The number of marriages between men from Hong Kong and women from the mainland is on the increase, but so too are the reported cases of spousal abuse.
Last year, 18,000 such weddings took place, more than eight times the 2,215 recorded in 1996. One possible reason for the rise is that as the socio-economic status of Hong Kong women has risen, so men from the special administrative region have sought wives from across the border.
However, for many new brides, things often turn sour after they arrive in Hong Kong.
There is often a lack of understanding between the couple and wives find it difficult to adapt to their new lifestyles. Spousal abuse often results.
Figures released recently by the Social Welfare Department (SWD) show that 3,412 cases of spousal abuse were reported in the first three quarters of 2006, an increase of 37 percent on the same period a year earlier.
The number of reported cases of child abuse rose by 6.6 percent to 594 over the same period, while the number of cases of abuse of the elderly fell slightly to 325.
The figures showed that Kwun Tong District and remote areas such as Tin Shui Wai had the most cases of domestic violence.
In one case in 2004, a 45-year-old man living in Tin Shui Wai killed his wife and children before committing suicide. Last year, three women suffering from emotional problems resulting from unhappy marriages, committed suicide.
Margaret Wong, executive director of Harmony House, a women's shelter, said that more than half of the women living in its houses were new arrivals who had been in Hong Kong for less than seven years.
Wong explained that some mainland women often suffered from depression after moving to Hong Kong.
"Often there is a lack of communication between the couple when the woman is still on the mainland in the initial years of marriage.
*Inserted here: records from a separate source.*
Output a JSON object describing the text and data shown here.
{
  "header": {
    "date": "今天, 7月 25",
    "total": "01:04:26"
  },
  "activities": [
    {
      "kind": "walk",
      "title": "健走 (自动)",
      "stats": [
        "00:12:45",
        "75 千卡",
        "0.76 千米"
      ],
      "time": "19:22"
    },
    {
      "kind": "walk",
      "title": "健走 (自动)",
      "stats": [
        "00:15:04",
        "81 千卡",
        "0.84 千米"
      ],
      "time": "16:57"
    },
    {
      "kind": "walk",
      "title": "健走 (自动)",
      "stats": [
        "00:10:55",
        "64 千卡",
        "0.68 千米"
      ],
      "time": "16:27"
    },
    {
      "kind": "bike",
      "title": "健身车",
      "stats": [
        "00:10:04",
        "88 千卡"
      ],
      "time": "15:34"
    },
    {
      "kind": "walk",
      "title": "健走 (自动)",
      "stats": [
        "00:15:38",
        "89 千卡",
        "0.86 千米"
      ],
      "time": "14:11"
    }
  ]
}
But because they might see each other just once a week or even only once a month, there is no time for conflict," Wong said.
"But when the wife gets to Hong Kong, the couple has more time together and that is when their troubles begin."
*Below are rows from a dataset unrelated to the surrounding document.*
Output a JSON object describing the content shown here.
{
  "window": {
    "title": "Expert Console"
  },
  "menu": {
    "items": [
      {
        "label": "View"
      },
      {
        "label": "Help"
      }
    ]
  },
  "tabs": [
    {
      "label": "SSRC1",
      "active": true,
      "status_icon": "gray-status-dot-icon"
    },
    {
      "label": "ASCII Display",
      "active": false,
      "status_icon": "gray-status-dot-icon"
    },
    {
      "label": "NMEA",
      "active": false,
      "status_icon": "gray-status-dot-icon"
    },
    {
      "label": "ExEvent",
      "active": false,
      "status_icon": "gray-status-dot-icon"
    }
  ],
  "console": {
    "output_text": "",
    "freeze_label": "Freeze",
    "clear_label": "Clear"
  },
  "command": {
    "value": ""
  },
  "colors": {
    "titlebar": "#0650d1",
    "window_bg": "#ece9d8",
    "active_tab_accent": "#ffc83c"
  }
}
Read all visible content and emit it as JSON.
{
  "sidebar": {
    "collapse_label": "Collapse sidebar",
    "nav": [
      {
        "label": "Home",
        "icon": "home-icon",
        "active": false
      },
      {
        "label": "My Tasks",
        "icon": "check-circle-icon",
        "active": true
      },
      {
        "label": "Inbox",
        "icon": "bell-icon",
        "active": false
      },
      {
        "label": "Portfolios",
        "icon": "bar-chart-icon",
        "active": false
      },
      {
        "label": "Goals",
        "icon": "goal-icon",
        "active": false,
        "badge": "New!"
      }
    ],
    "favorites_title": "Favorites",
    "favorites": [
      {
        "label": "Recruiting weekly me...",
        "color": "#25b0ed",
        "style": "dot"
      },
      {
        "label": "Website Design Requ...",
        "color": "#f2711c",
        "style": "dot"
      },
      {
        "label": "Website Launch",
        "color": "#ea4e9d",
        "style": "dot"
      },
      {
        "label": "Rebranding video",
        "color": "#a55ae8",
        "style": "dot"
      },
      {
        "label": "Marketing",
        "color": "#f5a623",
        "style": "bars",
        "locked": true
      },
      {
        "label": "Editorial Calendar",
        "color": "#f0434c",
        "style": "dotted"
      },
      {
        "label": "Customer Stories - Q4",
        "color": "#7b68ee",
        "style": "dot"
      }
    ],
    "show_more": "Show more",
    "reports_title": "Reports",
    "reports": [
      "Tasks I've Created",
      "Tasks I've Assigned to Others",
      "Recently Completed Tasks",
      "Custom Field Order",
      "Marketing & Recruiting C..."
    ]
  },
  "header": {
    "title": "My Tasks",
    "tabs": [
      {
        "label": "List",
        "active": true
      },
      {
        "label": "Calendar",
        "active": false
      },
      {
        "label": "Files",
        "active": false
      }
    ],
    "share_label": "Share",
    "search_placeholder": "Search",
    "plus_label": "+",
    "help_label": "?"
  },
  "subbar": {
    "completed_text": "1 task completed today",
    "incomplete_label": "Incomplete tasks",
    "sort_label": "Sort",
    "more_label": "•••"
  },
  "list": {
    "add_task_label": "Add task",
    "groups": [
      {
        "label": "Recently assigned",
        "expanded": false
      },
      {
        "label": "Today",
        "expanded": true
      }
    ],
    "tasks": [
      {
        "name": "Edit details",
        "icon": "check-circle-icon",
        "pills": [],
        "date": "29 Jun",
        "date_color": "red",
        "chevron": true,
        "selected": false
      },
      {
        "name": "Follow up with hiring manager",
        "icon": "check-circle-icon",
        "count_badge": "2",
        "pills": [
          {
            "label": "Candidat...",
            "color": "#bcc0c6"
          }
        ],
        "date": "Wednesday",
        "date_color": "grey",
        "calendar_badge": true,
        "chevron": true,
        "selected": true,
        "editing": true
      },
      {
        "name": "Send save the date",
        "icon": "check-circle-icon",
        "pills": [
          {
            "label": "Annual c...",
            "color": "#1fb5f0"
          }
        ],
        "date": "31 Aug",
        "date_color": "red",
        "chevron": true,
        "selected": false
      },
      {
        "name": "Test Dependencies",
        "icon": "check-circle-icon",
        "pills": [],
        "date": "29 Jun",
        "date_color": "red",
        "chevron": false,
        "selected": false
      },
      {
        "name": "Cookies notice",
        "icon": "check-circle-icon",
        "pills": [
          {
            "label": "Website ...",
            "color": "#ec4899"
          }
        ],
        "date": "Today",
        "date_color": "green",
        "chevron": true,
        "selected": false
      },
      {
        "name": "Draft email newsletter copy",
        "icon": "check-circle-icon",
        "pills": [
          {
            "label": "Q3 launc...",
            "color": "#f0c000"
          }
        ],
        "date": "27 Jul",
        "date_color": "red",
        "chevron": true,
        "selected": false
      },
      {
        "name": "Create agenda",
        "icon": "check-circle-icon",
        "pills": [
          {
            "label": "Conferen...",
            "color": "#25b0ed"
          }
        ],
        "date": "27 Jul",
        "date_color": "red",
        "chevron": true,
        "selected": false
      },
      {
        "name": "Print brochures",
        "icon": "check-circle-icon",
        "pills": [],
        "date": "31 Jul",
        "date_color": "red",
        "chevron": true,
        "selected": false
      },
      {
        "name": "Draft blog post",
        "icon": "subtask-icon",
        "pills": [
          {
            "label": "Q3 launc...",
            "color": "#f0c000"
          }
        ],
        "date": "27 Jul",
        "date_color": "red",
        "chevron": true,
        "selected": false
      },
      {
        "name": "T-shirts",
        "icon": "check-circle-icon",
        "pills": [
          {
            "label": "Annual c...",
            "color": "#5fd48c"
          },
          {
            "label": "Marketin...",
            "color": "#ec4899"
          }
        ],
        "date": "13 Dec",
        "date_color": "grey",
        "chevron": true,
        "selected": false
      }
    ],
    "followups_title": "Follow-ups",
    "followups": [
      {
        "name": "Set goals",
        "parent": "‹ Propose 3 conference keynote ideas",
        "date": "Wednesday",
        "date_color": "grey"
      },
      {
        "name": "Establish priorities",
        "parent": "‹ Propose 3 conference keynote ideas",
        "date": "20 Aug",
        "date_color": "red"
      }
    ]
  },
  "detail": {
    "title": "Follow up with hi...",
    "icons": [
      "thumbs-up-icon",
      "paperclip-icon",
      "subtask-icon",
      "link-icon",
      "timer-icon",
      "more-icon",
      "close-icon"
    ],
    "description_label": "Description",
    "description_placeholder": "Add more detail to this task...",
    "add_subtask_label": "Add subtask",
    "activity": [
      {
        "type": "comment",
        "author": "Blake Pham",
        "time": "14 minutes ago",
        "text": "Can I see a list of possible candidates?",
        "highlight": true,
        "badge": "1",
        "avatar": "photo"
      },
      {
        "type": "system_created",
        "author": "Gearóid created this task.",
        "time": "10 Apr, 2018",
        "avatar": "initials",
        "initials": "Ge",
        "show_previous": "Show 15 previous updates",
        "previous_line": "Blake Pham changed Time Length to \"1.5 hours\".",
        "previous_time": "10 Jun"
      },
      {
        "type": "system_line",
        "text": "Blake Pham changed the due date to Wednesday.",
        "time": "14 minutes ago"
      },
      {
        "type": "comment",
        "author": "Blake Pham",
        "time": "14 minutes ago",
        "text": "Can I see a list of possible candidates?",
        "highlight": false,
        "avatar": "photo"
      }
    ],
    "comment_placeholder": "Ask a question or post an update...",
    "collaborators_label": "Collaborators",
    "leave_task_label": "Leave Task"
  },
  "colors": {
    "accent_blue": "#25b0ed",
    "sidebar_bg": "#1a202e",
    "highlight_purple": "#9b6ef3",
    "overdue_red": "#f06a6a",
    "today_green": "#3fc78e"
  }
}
These women are often devastated after coming to Hong Kong, especially if they find that their living standards are not what they expected.
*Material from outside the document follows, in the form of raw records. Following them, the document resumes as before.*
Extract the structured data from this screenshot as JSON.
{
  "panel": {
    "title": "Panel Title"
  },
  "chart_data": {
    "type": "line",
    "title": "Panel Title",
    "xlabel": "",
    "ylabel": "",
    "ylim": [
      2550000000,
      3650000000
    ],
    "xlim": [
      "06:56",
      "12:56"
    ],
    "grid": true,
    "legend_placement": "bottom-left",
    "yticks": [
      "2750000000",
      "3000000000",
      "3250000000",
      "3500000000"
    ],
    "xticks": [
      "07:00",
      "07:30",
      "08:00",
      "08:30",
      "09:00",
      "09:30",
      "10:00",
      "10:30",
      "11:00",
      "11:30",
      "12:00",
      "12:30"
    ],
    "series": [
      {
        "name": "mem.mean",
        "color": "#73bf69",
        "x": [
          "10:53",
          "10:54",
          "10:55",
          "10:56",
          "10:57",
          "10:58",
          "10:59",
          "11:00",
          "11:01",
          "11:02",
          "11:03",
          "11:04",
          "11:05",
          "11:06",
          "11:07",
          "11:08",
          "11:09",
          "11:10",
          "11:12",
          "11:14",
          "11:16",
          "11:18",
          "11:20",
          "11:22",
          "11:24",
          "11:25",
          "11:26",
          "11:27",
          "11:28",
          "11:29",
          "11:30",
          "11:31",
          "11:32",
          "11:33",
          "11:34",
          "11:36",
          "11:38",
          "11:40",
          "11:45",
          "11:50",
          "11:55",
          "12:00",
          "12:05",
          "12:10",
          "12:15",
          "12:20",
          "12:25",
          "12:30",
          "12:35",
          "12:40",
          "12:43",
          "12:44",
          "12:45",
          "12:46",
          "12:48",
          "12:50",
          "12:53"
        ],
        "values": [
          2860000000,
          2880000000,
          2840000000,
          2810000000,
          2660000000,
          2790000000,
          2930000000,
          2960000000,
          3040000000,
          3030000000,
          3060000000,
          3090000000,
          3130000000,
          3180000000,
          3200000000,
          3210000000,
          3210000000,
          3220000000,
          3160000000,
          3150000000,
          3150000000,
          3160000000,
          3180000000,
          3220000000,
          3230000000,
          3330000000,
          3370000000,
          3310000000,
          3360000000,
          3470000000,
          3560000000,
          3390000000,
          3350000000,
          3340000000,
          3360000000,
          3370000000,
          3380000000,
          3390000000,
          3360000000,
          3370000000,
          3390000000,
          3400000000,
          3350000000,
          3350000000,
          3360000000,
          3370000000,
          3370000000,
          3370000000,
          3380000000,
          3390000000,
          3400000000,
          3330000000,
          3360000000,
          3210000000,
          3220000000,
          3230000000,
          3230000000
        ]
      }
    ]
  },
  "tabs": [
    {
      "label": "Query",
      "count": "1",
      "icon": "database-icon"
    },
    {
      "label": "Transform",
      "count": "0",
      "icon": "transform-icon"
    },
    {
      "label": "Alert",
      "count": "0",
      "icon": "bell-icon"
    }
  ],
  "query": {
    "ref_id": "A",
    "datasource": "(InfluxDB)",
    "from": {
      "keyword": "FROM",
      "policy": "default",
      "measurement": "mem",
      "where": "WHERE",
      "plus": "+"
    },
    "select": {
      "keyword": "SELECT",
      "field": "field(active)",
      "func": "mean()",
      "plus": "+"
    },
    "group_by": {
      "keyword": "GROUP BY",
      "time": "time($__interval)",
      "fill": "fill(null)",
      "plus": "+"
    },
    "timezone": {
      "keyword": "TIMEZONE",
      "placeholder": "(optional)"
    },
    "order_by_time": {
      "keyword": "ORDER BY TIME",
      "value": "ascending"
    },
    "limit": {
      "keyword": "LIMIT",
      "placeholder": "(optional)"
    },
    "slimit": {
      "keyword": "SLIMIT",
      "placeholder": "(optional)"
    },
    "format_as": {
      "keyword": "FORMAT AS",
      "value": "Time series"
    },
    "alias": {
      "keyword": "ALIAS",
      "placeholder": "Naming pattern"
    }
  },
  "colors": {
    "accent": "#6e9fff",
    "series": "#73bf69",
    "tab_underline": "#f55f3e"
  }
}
The economic growth over recent years has led to a decline in labor-intensive industries, which has put many people out of work.
"So women from the mainland become an economic burden on their husbands and this makes the situation worse," Wong said.
The problem is often worsened if young wives do not have any friends to talk to or fail to report the problems in the early stages.
"They think it is a disgrace to let others know about their problems. Some of our clients did not ask for help even though they had been abused for 10 years," Wong said.
Wong said that more preventive measures should be taken. Seminars could be held, for example, to brief women on what they can expect before they commit to moving to Hong Kong.
(China Daily May 10, 2007)